::: Source data
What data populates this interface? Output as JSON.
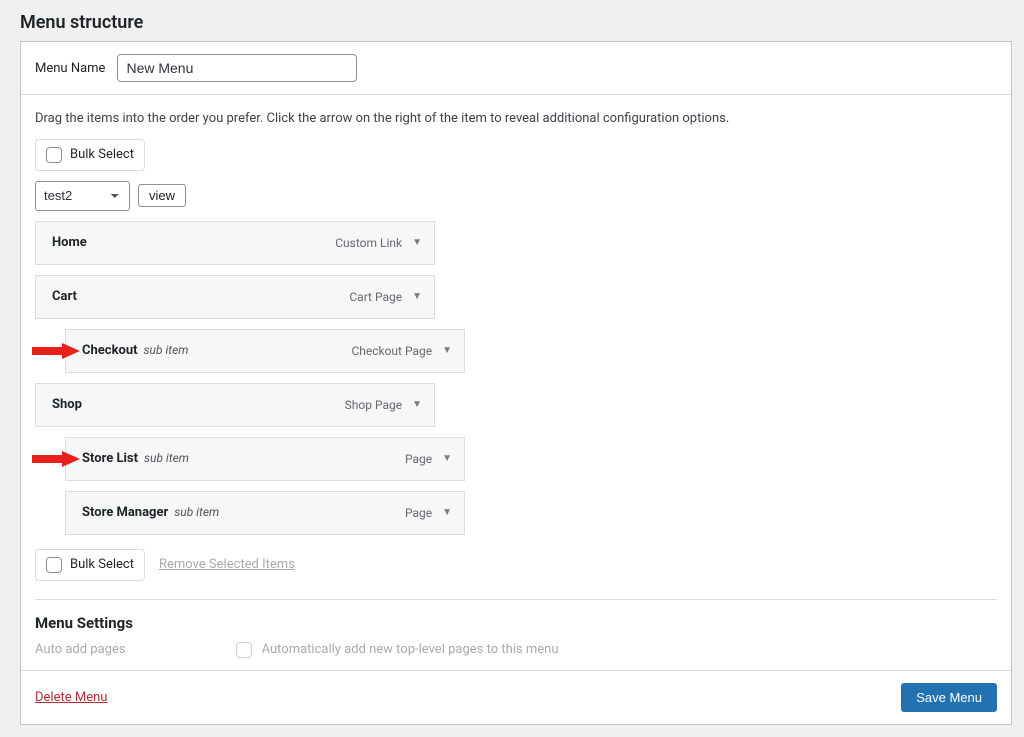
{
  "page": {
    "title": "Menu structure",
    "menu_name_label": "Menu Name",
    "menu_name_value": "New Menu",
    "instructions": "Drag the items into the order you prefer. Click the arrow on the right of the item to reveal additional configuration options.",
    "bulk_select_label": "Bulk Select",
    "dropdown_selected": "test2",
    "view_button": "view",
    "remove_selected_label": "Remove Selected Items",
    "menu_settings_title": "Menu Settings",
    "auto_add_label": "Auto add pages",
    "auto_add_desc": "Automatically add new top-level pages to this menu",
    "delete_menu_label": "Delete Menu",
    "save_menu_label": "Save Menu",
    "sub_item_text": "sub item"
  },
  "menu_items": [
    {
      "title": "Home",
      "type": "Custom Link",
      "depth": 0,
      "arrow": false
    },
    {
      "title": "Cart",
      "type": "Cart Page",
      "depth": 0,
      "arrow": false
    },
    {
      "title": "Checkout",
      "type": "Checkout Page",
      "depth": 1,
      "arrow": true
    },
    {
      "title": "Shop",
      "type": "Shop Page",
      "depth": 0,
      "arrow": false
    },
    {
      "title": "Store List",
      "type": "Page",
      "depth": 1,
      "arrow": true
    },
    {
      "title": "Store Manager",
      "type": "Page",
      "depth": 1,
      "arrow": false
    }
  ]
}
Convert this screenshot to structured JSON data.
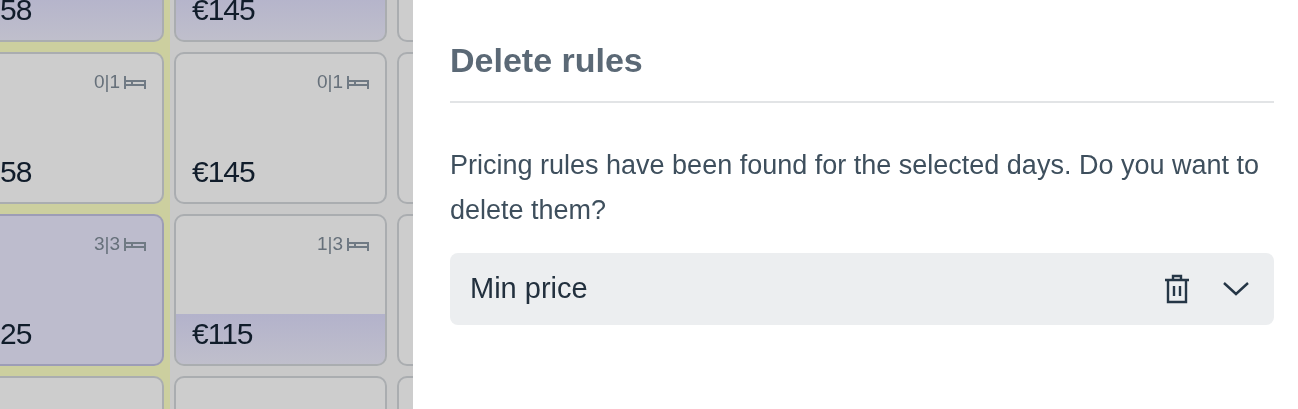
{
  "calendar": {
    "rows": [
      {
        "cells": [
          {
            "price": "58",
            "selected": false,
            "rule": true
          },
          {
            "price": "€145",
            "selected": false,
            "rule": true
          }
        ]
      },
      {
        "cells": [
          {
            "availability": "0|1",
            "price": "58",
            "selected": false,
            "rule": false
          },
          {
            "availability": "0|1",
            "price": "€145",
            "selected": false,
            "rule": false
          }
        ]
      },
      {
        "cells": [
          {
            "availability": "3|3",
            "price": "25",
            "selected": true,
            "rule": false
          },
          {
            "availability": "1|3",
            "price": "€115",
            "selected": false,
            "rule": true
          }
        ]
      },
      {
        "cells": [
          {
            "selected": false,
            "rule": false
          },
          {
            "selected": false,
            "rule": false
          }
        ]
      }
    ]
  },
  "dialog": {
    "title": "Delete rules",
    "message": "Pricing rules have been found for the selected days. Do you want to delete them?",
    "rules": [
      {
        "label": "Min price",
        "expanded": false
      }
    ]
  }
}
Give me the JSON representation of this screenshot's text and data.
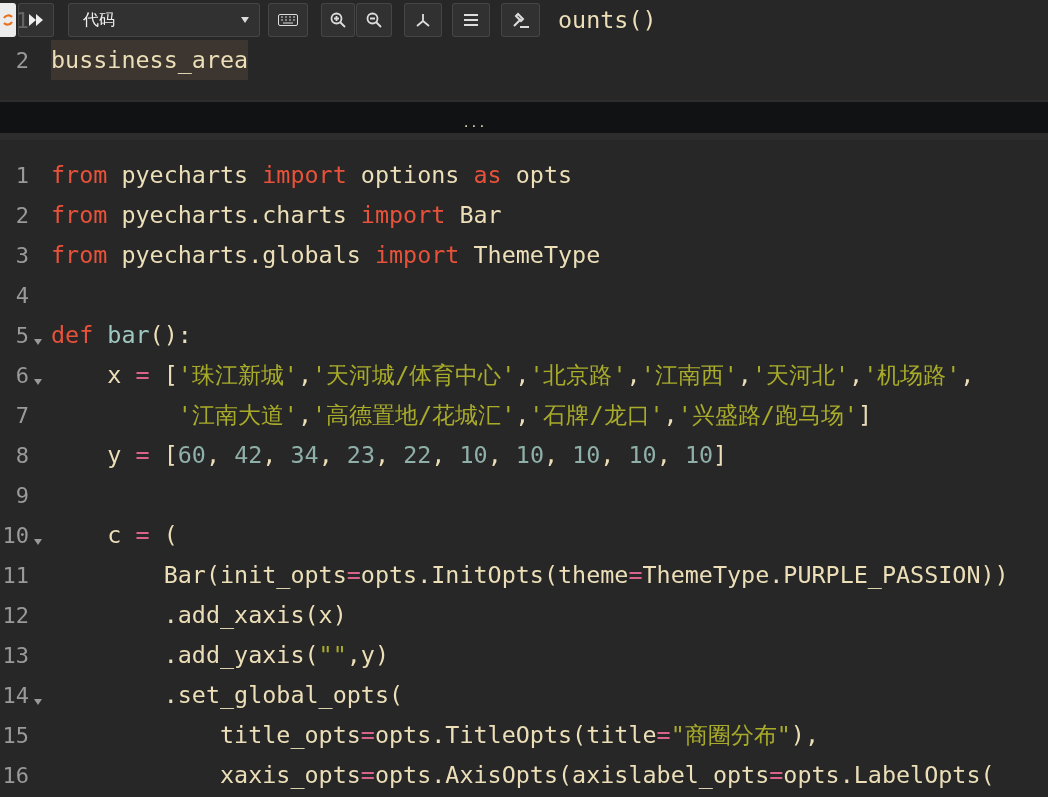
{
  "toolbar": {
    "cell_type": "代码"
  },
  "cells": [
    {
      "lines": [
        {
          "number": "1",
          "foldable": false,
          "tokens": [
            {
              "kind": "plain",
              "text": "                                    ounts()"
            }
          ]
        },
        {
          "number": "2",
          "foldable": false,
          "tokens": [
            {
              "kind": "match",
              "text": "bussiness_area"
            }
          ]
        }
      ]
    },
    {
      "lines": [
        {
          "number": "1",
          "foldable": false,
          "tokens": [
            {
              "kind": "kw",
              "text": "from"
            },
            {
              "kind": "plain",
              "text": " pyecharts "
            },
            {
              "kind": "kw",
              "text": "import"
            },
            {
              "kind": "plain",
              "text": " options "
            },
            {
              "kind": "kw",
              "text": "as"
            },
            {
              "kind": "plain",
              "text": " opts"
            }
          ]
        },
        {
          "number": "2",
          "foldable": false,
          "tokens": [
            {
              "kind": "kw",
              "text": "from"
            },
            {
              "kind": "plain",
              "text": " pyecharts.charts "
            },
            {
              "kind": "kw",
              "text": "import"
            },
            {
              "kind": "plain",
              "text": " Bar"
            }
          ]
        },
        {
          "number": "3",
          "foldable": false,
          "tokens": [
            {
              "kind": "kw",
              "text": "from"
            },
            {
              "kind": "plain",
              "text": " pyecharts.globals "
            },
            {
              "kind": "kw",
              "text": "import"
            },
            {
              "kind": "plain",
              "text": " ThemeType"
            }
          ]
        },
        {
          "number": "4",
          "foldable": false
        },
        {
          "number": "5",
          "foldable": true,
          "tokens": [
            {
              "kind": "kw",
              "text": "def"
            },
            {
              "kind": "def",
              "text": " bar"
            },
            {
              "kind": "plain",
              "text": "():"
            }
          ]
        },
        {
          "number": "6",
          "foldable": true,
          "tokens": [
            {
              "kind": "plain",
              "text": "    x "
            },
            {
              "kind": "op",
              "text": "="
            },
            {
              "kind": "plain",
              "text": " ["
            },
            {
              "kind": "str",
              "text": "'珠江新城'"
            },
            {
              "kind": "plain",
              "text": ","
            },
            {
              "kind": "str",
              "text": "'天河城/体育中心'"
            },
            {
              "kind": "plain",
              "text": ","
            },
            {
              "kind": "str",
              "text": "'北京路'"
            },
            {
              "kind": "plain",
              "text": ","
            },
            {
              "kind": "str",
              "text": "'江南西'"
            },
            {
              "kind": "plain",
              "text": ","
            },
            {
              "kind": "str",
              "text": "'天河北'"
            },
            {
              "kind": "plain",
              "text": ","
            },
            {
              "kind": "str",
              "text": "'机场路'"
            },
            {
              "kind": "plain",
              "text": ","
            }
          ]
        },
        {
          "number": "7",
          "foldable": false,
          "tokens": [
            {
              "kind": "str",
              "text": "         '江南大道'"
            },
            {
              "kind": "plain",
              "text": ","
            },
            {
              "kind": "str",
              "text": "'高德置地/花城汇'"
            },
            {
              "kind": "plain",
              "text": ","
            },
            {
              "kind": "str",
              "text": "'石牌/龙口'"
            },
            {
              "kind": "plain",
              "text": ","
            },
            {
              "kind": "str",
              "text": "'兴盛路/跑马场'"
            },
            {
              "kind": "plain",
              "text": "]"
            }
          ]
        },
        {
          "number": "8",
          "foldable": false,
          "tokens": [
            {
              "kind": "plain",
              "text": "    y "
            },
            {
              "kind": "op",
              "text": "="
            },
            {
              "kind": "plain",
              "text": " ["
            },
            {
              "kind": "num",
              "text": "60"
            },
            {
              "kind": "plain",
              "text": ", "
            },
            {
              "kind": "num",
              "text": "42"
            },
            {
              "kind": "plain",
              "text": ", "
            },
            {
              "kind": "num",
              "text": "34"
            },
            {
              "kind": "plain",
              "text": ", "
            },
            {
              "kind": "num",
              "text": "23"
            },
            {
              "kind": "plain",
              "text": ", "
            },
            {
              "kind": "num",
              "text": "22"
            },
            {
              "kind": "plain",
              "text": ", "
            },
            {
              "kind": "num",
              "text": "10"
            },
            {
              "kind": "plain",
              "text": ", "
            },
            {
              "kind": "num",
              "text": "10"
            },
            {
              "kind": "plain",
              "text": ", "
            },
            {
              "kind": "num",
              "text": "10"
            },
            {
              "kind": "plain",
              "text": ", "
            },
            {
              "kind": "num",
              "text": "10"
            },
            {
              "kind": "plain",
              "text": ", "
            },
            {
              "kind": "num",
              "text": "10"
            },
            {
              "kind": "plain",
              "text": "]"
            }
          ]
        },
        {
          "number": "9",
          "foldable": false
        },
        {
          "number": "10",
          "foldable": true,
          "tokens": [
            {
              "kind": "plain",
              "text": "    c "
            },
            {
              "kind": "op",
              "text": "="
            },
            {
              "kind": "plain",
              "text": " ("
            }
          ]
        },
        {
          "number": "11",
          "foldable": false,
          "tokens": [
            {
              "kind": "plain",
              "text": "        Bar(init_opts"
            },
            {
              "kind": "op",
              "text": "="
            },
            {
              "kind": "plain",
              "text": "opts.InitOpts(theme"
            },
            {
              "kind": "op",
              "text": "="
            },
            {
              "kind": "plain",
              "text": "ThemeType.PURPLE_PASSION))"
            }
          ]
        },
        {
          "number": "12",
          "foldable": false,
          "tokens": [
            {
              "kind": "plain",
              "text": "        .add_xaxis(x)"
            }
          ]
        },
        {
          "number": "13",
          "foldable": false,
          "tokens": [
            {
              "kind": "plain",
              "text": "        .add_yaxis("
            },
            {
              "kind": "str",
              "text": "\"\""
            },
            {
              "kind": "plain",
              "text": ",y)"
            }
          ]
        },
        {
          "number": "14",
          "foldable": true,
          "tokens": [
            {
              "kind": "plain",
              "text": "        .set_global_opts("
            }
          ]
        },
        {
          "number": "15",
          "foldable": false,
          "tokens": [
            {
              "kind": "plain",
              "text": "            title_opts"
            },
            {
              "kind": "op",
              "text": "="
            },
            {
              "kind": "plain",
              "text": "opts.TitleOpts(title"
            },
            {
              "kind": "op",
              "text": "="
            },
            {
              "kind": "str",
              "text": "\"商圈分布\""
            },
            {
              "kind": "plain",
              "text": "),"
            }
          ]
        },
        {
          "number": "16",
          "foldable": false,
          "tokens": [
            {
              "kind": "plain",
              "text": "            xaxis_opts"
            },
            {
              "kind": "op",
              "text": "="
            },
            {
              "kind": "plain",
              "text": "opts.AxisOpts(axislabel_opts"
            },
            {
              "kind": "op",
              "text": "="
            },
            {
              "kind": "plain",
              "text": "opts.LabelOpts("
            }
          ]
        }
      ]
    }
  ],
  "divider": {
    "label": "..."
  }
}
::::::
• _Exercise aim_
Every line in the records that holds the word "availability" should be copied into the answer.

• _Written answer_
            "availability": "0|1",
            "availability": "0|1",
            "availability": "3|3",
            "availability": "1|3",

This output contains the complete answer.